02 September 2015
<p> This thesis explores the intersection of fairy tales with late twentieth and early twenty-first century science fiction - specifically, the reimagining of classic fairy tales within science fictional settings. I will begin with an overview of the ways in which fairy tales and science fiction seem particularly well-suited for such an endeavor, in terms of similarity of common themes, structure, and narrative device. Next, I will examine two recent examples: Caitlín R. Kiernan's "The Road of Needles," and Tanith Lee's "Beauty," noting deviations from the traditional source material and highlighting the ways in which the original stories have been updated for modern audiences. Finally, I will offer several of my own stories that reimagine fairy tales in science fiction settings: "Curiosity," a retelling of "The Little Mermaid," "I Dream the Snowfall, the Red Earth of Mars," a retelling of "Snow White," and "Match Girl," a retelling of "The Little Match Girl."</p>
Bartch, Michael Christopher
01 June 2009
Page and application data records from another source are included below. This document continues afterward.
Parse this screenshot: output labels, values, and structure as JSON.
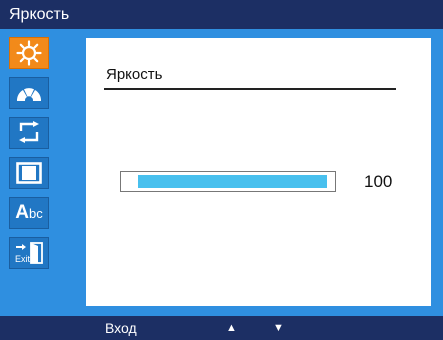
{
  "window": {
    "title": "Яркость"
  },
  "sidebar": {
    "items": [
      {
        "icon": "brightness-sun-icon",
        "active": true
      },
      {
        "icon": "color-palette-icon",
        "active": false
      },
      {
        "icon": "swap-arrows-icon",
        "active": false
      },
      {
        "icon": "screen-frame-icon",
        "active": false
      },
      {
        "icon": "language-abc-icon",
        "label": "Abc",
        "active": false
      },
      {
        "icon": "exit-door-icon",
        "label": "Exit",
        "active": false
      }
    ]
  },
  "panel": {
    "title": "Яркость",
    "value": "100",
    "level": 1.0
  },
  "footer": {
    "enter_label": "Вход",
    "up_arrow": "▲",
    "down_arrow": "▼"
  },
  "colors": {
    "title_bar": "#1c2f64",
    "menu_background": "#2f8fe0",
    "active_item": "#f28a1a",
    "bar_fill": "#48c0ee"
  }
}
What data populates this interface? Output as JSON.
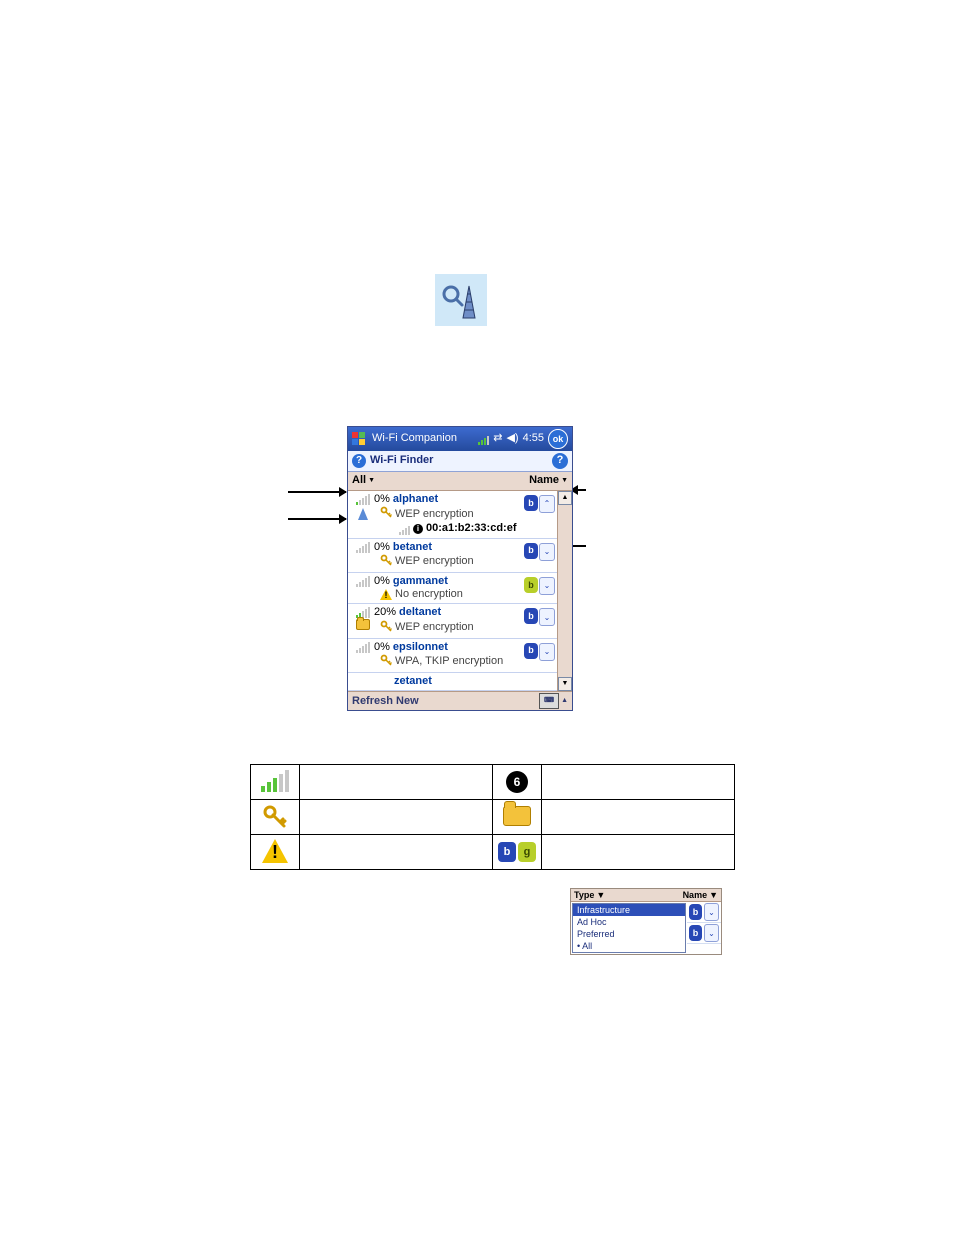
{
  "top_icon": "wifi-finder-search-tower-icon",
  "device": {
    "status": {
      "app": "Wi-Fi Companion",
      "time": "4:55",
      "ok": "ok"
    },
    "subheader_title": "Wi-Fi Finder",
    "filter": {
      "left": "All",
      "right": "Name"
    },
    "networks": [
      {
        "signal_on": 1,
        "pct": "0%",
        "name": "alphanet",
        "enc": "WEP encryption",
        "enc_icon": "key",
        "left_icon": "tower",
        "badge": "blue",
        "chev": "up",
        "mac": "00:a1:b2:33:cd:ef"
      },
      {
        "signal_on": 0,
        "pct": "0%",
        "name": "betanet",
        "enc": "WEP encryption",
        "enc_icon": "key",
        "badge": "blue",
        "chev": "down"
      },
      {
        "signal_on": 0,
        "pct": "0%",
        "name": "gammanet",
        "enc": "No encryption",
        "enc_icon": "warn",
        "badge": "green",
        "chev": "down"
      },
      {
        "signal_on": 2,
        "pct": "20%",
        "name": "deltanet",
        "enc": "WEP encryption",
        "enc_icon": "key",
        "left_icon": "folder",
        "badge": "blue",
        "chev": "down"
      },
      {
        "signal_on": 0,
        "pct": "0%",
        "name": "epsilonnet",
        "enc": "WPA, TKIP encryption",
        "enc_icon": "key",
        "badge": "blue",
        "chev": "down"
      },
      {
        "name_only": "zetanet"
      }
    ],
    "bottom": {
      "left": "Refresh",
      "right": "New"
    }
  },
  "legend": {
    "rows": [
      {
        "icon1": "signal",
        "icon2": "channel",
        "chan": "6"
      },
      {
        "icon1": "key",
        "icon2": "folder"
      },
      {
        "icon1": "warn",
        "icon2": "bg-pair"
      }
    ]
  },
  "mini": {
    "bar": {
      "left": "Type",
      "right": "Name"
    },
    "menu": [
      "Infrastructure",
      "Ad Hoc",
      "Preferred",
      "• All"
    ],
    "selected": 0
  }
}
This paper considers the embodied ethics of Geoffrey Hills poetic practice. Hill stages his engagement with poetry through the idioms, images, tropes, and diction of the literary tradition. Through this pragmatic rehearsal of the language of the dead, Hills poetry projects the tradition into the present. Hill resists the ethical entrapments of appropriative poetry through his insistence upon the brute physicality of atrocity and through a rigorous (for both poet and reader) formal difficulty. Hills practice refuses to console after the models of Peter Sacks, Jahan Ramazani, or John Vickery. Instead, concerned with modernitys disconnectedness, Hills poetry returns us to the presence of the dead, to their ritual and language. Alternatively, because Hills subjects are historical atrocities, rather than natural occurrences, the sort of communal consolation that the elegy traditionally offered would be inappropriate to Hills concerns. These atrocities are, most frequently, instances of human violence (the Holocaust, the Battle of Towton, the Wars of the Roses, etc.) and, for this reason, they do not lend themselves to the consolations of natural cycles of death and rebirth. Since they were often committed in the name of religion, Christian transcendence is similarly questionable, as are other consolatory transcendences. These conventional modes of consolation being denied, Hills poetry reconnects us with the dead through the formal devices and techniques of the historical institution of poetry. Through the rigorous engagement with and sacrificial making of poetry, Hill attempts to redeem tradition and history for the present.
A Revision of Family and Domesticity in Michael Cunningham's A Home at the End of the World, Flesh and Blood, and The HoursStruck, Tracy Joy 19 September 2007 (has links)
Primarily through the experiences of his gay protagonists, Michael Cunningham critiques the heteronormative nuclear family structure of the 1950s and depicts alternatives to it. Drawing on the work of feminist critics who focus on the political intent of American women authors during the nineteenth century, the findings of family historians who examine families of the 1950s, and the work of anthropologist Kath Weston, I argue that Michael Cunningham represents domesticity in ways that promote readers' appreciation of and support for alternative family models.
House, Homer C.
Thesis (Ph. D.)--Nebraska University, 1909. / Bibliography: p. 77.
Thesis--Bonn. / Vita. Includes bibliographical references (p. 212-222).
Tarle, Naomi Beth.
Thesis (M.F.A.)--Boise State University, 2009. / Includes abstract. Includes bibliographical references (leaf 42).
Inaug.-diss.--Münster. / Lebenslauf. At head of title: Germanistik. "Literaturverzeichnis": p. 45.
Inaug.-Diss.--Freie Universität, Berlin. / Vita. Bibliography: p. -167.
Inaug.-Diss.--Halle-Wittenberg. / Lebenslauf. "Quellenverzeichnis": p. vii-x.
Page generated in 0.1199 seconds